He also dismissed reports that an Italian delegation was to visit London this week to specifically discuss the Rs 3,546-crore scandal under investigation by the Central Bureau of Investigation (CBI), which is looking into allegations of kickbacks received by senior Indian defence officials as part of the deal. "There is no information regarding an Italian defence ministry delegation to the UK," said a spokesperson for the Ministry of Defence.
India had suspended payments under the terms of its $750-million helicopter procurement contract following arrests at AgustaWestland and its Italian parent firm Finmeccanica. Anglo-Italian firm AgustaWestland had signed a contract to supply 12 AW101 helicopters to the Indian Air Force in 2010, when allegations of bribery emerged which are being investigated by the Italian authorities. The company maintains that it had acted correctly in reaching the deal. Finmeccanica's chairman and chief executive Giuseppe Orsi and AgustaWestland chief executive Bruno Spagnolini were arrested on corruption and tax fraud charges earlier this year.
India had suspended payments under the terms of its $750-million helicopter procurement contract following arrests at AgustaWestland and its Italian parent firm Finmeccanica.
A Finmeccanica UK spokesperson said there was 'no information' of an Italian ministerial team coming to the UK as part of the investigations. The company faces being blacklisted in India for at least five years if investigators prove any bribery charges. Meanwhile, AgustaWestland was recently chosen as the supplier of the UK Department of Transport's latest search and rescue (SAR) helicopters as part of a contract with the Bristow Group.
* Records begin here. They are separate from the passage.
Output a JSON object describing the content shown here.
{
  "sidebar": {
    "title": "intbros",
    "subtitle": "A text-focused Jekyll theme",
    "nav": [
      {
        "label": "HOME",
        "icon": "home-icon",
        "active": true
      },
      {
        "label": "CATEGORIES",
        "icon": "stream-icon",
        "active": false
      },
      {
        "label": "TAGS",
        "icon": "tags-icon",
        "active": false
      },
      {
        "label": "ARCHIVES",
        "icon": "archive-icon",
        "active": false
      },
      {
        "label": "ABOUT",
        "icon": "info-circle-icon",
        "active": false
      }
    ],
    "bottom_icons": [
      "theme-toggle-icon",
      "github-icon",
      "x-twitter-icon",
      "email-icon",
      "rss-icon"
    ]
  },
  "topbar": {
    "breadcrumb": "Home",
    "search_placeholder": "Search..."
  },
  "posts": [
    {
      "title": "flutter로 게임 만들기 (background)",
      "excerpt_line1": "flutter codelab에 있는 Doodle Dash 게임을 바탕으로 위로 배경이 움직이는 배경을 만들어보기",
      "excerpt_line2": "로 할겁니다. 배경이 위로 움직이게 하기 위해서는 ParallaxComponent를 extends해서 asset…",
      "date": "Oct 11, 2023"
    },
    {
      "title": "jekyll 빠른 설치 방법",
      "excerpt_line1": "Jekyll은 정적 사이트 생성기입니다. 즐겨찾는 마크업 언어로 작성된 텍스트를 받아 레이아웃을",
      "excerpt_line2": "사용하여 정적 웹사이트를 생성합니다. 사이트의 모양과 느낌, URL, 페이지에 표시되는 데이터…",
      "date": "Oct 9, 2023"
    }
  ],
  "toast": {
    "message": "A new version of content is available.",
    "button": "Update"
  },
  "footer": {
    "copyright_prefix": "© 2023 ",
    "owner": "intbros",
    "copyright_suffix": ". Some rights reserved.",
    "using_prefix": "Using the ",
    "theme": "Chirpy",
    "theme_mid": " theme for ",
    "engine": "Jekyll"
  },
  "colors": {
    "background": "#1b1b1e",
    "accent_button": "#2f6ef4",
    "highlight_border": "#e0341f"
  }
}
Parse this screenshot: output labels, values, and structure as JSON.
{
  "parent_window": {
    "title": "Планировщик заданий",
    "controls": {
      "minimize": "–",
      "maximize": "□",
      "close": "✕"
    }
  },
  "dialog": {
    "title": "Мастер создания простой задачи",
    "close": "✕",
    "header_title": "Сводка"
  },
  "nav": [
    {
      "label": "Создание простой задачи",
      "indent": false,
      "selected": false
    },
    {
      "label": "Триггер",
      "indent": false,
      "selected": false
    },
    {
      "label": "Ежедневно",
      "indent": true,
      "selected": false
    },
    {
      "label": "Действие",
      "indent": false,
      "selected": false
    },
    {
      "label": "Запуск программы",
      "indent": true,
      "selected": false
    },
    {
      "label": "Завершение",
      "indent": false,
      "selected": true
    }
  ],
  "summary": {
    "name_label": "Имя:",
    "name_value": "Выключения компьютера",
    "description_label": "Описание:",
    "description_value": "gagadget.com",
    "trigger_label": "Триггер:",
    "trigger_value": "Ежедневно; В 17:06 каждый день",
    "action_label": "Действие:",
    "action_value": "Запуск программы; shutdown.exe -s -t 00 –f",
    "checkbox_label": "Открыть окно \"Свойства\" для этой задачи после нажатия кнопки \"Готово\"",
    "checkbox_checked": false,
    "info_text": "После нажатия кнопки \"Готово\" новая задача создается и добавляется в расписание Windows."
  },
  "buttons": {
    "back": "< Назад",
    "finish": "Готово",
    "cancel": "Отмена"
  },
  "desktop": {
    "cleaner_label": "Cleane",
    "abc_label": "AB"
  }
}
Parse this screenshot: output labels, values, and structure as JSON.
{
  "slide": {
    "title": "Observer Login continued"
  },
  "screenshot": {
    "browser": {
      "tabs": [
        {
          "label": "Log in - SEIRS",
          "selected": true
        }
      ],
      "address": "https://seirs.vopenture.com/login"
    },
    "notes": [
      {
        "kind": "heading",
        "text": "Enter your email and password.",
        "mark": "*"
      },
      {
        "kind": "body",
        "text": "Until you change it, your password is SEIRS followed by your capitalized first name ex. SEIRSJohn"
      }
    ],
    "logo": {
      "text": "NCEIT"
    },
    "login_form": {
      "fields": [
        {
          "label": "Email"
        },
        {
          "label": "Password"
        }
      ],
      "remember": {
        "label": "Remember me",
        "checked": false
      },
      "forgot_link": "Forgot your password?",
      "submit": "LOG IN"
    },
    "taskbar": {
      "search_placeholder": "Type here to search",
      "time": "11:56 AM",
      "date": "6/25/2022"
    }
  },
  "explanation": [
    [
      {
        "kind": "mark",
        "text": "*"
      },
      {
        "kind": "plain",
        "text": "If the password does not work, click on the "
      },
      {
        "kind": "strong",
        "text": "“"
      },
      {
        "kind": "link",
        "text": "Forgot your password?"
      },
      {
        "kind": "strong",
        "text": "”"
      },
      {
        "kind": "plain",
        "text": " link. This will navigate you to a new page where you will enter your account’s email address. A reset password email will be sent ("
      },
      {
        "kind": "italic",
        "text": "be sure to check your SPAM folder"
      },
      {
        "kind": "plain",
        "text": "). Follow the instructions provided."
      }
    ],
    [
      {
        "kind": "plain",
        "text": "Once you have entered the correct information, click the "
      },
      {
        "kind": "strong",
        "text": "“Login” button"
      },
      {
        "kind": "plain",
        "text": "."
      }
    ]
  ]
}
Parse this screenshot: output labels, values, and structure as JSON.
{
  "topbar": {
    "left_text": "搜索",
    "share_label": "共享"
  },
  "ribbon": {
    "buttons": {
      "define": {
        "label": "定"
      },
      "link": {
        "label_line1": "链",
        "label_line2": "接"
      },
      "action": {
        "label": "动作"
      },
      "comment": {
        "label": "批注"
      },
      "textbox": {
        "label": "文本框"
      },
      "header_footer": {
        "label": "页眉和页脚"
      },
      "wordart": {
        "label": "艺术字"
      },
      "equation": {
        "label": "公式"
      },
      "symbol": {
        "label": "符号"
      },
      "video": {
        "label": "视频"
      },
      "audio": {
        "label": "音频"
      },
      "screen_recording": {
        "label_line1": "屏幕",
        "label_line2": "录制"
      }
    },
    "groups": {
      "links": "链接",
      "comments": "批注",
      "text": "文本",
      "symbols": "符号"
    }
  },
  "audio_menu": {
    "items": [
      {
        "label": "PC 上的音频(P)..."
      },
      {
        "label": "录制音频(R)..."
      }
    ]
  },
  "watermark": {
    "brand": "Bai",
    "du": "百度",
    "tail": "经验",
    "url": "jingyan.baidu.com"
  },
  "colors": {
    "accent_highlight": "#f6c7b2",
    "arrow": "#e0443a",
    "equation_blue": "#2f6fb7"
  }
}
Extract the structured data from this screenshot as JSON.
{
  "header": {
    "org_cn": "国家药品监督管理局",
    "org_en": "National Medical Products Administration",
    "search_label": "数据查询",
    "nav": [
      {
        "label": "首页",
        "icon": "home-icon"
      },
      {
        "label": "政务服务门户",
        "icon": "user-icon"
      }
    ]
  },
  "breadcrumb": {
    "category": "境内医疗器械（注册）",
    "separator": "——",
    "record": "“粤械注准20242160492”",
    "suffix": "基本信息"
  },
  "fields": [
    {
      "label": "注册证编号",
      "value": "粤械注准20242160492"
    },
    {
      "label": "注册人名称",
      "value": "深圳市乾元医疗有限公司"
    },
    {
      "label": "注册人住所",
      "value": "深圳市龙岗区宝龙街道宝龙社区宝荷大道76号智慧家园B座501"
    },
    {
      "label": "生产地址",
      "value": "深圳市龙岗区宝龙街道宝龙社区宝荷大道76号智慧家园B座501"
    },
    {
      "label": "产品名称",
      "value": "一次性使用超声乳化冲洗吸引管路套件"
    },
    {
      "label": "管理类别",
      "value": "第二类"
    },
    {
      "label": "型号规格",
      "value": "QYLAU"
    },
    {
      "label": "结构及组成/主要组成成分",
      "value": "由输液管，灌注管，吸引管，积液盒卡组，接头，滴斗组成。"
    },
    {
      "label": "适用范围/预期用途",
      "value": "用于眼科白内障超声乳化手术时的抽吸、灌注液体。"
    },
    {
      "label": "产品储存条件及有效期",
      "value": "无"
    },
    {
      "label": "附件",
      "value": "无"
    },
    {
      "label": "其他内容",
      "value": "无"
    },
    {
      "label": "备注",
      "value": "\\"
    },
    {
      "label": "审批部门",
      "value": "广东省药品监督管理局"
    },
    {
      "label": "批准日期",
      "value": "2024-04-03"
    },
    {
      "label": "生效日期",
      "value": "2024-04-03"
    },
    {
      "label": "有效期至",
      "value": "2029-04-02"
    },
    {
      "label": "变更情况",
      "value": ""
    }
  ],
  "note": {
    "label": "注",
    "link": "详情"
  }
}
The deal is valued at about 275 million pounds and includes the supply of 11 AW189 SAR variant and related training, maintenance and support services.